First Nature vs. Second Nature

Yoma 86

"But it's my nature.  I can't change my nature!"

“As a dog returns to its vomit, so does a fool repeat his indiscretions,” writes King Solomon in Proverbs.  Rabbi Eliezer ben Yaakov interprets this verse according to the teaching of Rav Huna.   Rav Huna says that when an individual commits a sin repeatedly, it becomes permissible to him.  In other words, this dog that returns to its vomit to consume it, even though it knows that its body has rejected it, craves the material so much that it is no longer disgusted by it.   Similarly, one who repeats his indiscretions craves the sin so badly, that he is no longer disgusted by it.

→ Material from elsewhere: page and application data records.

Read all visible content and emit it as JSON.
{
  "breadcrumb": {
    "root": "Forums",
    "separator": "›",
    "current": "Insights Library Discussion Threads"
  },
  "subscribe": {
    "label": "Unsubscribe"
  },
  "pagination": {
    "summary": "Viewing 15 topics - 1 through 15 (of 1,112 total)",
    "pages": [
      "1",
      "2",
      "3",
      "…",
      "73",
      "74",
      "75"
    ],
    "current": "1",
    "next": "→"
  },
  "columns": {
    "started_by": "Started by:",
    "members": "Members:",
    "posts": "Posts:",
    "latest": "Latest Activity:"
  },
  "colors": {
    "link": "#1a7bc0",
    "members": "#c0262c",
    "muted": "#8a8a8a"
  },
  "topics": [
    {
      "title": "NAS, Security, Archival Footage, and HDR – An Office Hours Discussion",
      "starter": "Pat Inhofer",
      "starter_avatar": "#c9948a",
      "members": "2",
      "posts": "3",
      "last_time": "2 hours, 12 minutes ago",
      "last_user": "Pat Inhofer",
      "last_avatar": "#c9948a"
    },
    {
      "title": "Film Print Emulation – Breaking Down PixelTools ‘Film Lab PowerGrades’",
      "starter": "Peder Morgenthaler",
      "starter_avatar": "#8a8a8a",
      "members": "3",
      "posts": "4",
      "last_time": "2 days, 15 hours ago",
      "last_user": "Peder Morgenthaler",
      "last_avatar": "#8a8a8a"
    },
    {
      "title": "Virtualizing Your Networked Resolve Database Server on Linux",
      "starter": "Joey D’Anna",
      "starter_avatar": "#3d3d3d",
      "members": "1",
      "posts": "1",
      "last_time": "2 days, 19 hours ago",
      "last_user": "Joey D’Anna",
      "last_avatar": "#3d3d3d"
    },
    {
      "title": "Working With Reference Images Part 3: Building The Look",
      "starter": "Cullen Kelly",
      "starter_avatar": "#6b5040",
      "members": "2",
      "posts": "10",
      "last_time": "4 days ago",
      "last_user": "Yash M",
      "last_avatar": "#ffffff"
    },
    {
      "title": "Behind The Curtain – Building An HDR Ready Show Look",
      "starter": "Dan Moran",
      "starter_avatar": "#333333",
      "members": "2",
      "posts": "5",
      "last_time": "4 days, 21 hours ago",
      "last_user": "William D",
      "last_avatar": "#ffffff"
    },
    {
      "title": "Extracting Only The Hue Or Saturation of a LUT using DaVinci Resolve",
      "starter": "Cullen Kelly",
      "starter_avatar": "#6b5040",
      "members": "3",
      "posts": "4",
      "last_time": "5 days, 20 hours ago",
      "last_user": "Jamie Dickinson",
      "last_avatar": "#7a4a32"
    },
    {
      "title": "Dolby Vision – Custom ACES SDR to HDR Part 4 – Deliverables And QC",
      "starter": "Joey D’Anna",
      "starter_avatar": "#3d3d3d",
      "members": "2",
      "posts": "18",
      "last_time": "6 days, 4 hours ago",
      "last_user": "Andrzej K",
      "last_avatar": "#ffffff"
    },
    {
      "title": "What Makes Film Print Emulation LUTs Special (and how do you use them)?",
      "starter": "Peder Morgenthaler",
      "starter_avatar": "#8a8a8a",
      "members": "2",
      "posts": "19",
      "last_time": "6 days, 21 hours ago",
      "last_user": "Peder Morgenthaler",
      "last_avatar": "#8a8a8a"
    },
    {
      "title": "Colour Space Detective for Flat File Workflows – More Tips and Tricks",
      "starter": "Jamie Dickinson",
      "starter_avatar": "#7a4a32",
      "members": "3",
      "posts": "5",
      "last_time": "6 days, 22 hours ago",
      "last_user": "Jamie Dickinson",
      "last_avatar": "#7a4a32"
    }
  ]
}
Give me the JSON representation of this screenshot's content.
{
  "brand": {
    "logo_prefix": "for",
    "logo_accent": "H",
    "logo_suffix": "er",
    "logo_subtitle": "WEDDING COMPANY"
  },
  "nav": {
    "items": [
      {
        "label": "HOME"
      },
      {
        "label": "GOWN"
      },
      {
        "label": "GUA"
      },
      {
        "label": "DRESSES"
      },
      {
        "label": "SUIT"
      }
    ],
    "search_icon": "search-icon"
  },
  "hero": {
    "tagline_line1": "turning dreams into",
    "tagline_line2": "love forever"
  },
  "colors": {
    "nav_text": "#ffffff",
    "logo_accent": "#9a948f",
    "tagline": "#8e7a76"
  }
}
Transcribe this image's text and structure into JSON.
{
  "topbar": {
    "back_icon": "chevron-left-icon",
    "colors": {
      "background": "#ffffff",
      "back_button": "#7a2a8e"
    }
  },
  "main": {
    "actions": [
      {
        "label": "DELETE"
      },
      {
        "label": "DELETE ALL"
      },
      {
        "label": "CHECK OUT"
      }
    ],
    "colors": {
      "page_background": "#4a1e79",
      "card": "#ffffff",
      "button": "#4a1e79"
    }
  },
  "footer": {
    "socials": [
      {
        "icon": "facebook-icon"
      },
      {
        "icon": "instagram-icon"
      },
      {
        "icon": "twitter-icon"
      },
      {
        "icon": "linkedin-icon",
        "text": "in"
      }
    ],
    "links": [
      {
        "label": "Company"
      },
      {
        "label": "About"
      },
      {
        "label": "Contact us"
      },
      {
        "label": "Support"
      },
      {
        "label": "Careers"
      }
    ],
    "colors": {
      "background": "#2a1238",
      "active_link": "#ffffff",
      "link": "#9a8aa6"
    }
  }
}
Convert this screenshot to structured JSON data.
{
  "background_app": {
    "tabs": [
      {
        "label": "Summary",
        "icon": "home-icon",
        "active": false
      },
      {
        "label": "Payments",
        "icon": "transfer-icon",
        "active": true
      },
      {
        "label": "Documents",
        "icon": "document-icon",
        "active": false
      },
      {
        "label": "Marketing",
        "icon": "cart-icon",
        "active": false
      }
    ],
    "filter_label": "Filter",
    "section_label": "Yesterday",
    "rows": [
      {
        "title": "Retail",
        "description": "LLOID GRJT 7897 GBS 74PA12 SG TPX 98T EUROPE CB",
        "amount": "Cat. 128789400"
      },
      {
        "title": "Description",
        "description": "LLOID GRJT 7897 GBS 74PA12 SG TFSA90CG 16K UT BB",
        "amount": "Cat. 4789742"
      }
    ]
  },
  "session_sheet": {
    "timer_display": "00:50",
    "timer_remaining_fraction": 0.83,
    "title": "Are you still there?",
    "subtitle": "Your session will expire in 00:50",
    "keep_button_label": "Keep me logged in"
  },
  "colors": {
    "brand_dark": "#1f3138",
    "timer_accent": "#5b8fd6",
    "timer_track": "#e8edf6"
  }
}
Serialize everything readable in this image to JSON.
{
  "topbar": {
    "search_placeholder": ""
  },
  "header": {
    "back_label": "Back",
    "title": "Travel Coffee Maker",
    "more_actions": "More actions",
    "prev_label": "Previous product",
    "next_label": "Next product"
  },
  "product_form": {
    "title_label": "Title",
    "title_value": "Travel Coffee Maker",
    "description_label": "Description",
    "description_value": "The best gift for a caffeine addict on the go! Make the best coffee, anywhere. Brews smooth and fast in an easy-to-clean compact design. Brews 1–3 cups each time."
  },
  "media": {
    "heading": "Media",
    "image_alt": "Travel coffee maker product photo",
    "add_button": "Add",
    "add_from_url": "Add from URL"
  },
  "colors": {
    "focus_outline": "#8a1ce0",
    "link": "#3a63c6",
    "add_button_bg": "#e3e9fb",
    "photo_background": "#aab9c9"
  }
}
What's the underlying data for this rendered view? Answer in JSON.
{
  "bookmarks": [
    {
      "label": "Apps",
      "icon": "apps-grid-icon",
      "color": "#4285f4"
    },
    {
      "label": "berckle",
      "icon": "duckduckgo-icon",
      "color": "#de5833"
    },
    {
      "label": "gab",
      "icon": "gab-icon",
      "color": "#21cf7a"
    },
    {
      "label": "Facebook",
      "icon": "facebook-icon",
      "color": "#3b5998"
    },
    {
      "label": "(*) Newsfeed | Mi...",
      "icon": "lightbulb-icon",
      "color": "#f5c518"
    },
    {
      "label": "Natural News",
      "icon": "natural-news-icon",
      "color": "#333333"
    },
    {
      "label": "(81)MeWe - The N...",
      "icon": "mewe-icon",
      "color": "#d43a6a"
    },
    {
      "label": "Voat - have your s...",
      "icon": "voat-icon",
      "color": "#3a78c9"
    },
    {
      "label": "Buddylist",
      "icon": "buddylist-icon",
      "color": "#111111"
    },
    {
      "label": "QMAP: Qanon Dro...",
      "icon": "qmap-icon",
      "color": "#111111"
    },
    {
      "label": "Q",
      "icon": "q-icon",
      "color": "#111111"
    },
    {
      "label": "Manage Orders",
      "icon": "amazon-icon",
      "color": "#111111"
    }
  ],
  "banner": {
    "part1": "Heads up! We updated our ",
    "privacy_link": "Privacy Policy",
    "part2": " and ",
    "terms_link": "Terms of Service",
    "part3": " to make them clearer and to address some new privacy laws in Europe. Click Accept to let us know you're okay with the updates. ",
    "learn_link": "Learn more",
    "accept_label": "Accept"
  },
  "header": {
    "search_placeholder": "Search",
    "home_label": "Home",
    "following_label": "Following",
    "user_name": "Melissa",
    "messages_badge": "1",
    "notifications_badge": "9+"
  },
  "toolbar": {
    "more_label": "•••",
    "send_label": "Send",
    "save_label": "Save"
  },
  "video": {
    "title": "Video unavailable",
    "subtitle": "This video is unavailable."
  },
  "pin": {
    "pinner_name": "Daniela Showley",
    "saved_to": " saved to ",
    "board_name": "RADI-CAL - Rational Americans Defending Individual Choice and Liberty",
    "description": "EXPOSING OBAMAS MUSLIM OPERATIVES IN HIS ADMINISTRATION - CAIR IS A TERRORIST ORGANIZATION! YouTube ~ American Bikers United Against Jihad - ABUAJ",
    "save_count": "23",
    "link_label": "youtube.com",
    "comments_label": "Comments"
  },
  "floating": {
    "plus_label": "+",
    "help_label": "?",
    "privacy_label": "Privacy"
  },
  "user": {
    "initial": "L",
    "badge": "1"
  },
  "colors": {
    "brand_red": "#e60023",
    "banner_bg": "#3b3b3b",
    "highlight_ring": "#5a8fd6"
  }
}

We all have bad habits.  For some of us it may be outright sin, for others it might be smoking or excessive eating, for others it might be chronic tardiness or procrastination.   If we can think back to when we began our indiscretion, we were probably quite bothered with our actions.  Over time, however, we began to justify our behaviour to ourselves. 

The first time we do something we shouldn’t, we feel terrible.  The second time, we still feel bad, but nowhere near as disconcerted.  By the third time, I can live with myself and by the fourth time it becomes a mitzvah!  The Talmud comments on the verse in Amos “So says Hashem, for the three sins of Israel [I can bear], but for the fourth, I shall not return him,” that G-d can forgive us for sinning once, twice, three times.  But after sinning four times, He can no longer pardon us.

Why can He not pardon us for sinning a fourth time?  Is He not an all-forgiving G-d?  The answer is that He certainly could forgive us, but after an indiscretion has become so habitual that we have committed it four times, are we prepared to break our bad habit and recognize that this is unacceptable behaviour?  As long as we are comfortable with our bad habits, how can we expect G-d to look the other way?

Today, let me take a good look at what I’m doing and ask myself: Have I become so used to some of the things that I do that while I might once have felt my behaviour inappropriate, I now justify my bad habits?  It’s time to reconsider what I’m doing and break free from some of my unnatural, but naturalized second nature. 

1 comment:

  1. I enjoy reading your little tidbits of Torah. Thanks for sharing.